Lawyers In The Shadows: The Transactional Lawyer In A World Of Shadow Banking, Steven L. Schwarcz Jan 2013

Lawyers In The Shadows: The Transactional Lawyer In A World Of Shadow Banking, Steven L. Schwarcz

Faculty Scholarship

This article, which is based on the author’s keynote address at an April 5, 2013 conference at American University Washington College of Law on “Transactional Lawyering: Theory, Practice, & Pedagogy,” examines the role of transactional lawyers in a world of shadow banking. By reducing the dominance of banks as financial intermediaries, shadow banking has transformed the financial system, causing transactional lawyers to face an array of novel issues. This article focuses on one of those issues: To what extent should transactional lawyers address the potential systemic consequences of their client’s actions?

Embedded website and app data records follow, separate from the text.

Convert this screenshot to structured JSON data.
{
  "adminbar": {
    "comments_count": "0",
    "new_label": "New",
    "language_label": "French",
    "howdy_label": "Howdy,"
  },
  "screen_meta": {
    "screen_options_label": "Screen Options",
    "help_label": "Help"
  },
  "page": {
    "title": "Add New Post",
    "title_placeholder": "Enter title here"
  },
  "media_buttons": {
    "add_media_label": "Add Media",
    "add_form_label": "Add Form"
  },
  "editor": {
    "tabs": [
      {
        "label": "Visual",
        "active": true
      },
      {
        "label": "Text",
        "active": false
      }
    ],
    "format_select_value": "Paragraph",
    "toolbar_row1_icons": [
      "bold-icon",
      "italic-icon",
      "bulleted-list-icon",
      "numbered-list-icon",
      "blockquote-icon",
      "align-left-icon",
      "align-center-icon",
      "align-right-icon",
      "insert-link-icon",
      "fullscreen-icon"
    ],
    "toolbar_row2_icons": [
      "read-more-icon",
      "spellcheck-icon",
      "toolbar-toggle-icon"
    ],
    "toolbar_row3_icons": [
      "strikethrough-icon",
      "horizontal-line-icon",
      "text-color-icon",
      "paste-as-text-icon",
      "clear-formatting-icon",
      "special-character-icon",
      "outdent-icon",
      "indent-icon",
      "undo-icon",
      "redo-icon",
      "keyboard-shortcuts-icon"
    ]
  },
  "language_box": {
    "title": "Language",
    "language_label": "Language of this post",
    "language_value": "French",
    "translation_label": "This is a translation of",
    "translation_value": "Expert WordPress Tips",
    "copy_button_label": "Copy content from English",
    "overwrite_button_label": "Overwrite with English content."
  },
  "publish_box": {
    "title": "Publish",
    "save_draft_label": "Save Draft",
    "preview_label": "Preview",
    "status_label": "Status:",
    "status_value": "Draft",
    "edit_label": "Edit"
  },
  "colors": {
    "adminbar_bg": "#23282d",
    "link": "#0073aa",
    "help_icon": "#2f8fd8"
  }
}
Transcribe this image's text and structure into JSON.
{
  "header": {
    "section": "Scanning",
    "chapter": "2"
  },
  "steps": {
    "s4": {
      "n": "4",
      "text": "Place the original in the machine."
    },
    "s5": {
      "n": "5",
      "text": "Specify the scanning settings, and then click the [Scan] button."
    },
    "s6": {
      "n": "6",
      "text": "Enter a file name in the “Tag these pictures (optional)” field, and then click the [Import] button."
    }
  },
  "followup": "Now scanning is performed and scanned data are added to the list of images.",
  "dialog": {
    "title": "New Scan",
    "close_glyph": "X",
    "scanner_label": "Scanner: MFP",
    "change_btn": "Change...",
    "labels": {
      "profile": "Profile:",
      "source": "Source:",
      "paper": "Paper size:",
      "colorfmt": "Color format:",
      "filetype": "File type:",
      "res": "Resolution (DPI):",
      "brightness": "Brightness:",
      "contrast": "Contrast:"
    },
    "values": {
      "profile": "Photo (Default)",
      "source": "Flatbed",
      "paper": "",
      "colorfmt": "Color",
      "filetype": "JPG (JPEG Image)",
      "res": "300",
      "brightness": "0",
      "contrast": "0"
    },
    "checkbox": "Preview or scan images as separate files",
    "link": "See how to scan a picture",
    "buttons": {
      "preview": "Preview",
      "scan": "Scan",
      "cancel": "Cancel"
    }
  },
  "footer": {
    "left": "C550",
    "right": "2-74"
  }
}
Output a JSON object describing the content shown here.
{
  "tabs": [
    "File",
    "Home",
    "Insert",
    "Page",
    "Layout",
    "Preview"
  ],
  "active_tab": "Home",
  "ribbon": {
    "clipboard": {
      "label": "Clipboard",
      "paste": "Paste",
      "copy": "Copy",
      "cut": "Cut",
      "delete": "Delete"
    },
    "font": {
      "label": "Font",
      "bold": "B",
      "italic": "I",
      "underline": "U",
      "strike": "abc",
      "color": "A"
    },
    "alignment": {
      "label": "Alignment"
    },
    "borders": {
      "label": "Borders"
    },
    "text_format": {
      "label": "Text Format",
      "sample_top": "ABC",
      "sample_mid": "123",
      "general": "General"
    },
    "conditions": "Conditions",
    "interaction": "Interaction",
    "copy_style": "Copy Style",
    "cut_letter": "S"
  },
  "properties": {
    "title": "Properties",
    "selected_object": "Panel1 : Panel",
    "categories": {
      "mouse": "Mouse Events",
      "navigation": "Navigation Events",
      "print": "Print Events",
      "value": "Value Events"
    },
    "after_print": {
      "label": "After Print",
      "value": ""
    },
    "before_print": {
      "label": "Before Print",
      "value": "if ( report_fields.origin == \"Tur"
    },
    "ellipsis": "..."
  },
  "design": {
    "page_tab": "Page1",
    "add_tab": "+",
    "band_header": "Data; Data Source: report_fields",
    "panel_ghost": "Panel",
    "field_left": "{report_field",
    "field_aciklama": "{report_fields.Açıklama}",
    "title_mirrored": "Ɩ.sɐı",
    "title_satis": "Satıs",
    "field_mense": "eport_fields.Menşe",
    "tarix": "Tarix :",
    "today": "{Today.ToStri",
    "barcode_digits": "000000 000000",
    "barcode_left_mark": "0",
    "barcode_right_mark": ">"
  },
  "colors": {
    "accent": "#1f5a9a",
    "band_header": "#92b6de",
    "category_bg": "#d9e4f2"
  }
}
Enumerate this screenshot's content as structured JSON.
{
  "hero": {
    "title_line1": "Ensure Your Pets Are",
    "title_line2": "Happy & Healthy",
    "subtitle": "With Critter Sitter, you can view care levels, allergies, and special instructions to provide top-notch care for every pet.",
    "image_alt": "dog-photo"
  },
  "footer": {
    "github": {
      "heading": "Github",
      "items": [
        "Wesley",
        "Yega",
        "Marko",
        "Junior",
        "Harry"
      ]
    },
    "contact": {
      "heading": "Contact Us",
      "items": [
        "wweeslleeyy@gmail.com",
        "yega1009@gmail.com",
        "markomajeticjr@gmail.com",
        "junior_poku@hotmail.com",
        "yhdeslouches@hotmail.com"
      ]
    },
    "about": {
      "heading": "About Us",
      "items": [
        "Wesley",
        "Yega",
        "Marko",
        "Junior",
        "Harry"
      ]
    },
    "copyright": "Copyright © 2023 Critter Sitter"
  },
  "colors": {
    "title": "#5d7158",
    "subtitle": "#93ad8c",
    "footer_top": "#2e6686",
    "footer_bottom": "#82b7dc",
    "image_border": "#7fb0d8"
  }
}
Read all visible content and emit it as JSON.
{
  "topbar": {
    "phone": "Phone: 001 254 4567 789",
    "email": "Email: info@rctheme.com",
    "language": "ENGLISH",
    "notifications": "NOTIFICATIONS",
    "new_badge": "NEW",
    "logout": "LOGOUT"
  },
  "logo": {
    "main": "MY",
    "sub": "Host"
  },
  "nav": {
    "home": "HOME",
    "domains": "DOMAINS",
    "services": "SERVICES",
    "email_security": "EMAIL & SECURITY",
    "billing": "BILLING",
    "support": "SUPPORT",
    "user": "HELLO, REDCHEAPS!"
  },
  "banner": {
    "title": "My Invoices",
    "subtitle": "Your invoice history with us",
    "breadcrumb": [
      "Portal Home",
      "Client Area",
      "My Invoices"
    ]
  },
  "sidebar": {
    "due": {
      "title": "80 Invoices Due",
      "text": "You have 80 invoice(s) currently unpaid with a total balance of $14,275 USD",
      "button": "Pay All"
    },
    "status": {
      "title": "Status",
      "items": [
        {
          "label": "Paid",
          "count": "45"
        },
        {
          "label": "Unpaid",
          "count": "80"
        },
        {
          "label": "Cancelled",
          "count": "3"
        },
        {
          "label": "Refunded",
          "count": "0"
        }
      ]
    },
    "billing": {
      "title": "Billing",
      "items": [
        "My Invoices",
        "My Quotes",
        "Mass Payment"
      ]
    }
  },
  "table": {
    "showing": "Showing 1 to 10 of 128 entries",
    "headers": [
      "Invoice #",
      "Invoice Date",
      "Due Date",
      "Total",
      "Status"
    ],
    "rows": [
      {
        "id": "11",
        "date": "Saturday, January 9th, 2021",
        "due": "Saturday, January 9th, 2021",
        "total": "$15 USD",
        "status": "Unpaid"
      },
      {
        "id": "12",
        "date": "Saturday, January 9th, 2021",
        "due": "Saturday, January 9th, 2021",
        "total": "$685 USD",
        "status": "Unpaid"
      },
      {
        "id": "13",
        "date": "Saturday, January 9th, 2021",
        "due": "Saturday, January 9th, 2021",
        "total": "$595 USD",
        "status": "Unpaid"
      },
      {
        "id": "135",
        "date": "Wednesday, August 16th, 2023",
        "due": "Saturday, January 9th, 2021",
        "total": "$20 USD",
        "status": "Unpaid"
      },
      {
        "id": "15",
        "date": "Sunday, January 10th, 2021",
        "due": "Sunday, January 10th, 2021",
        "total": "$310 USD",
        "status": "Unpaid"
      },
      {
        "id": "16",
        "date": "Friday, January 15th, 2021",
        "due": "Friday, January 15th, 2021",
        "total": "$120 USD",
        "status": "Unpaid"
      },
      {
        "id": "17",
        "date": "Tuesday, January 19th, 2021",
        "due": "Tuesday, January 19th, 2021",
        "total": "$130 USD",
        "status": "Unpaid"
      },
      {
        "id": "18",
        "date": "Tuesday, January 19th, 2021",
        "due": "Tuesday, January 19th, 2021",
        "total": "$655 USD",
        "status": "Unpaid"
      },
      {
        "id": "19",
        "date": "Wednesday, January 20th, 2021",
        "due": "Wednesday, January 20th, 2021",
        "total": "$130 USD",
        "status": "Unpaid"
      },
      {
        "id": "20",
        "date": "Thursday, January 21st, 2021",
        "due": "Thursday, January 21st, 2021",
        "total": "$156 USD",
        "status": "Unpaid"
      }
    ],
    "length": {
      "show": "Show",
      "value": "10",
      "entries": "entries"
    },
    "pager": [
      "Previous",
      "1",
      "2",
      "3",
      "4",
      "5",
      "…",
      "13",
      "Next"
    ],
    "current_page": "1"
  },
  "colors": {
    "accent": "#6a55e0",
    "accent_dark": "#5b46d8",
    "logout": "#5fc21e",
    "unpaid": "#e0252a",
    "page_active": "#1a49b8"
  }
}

First, the article shows that the legal system ...


The Price Of Legal Education, Paul D. Carrington Jan 2013

The Price Of Legal Education, Paul D. Carrington

Faculty Scholarship

No abstract provided.


Oh, The Treatise!, Richard A. Danner Jan 2013

Oh, The Treatise!, Richard A. Danner

Faculty Scholarship

This foreword to the Michigan Law Review’s 2013 Survey of Books Related to the Law considers the history of the American legal treatise in light of the well-known criticisms of legal scholarship published by Judge Harry Edwards in 1992. As part of his critique, Edwards characterized the legal treatise as “[t]he paradigm of ‘practical’ legal scholarship.” In his words, treatises “create an interpretive framework; categorize the mass of legal authorities in terms of this framework; interpret closely the various authoritative texts within each category; and thereby demonstrate for judges or practitioners what ‘the law’ requires.” Part I examines ...


How Markets Work: The Lawyer’S Version, Mitu Gulati, W. Mark C. Weidemaier Jan 2013

How Markets Work: The Lawyer’S Version, Mitu Gulati, W. Mark C. Weidemaier

Faculty Scholarship

In this article, we combine two sources of data to shed light on the nature of transactional legal work. The first consists of stories about contracts that circulate widely among elite transactional lawyers. Surprisingly, the stories portray lawyers as ineffective market actors who are uninterested in designing superior contracts, who follow rather than lead industry standards, and who depend on governments and other outside actors to spur innovation and correct mistakes. We juxtapose these stories against a dataset of sovereign bond contracts produced by these same lawyers. While the stories suggest that lawyers do not compete or design innovative contracts ...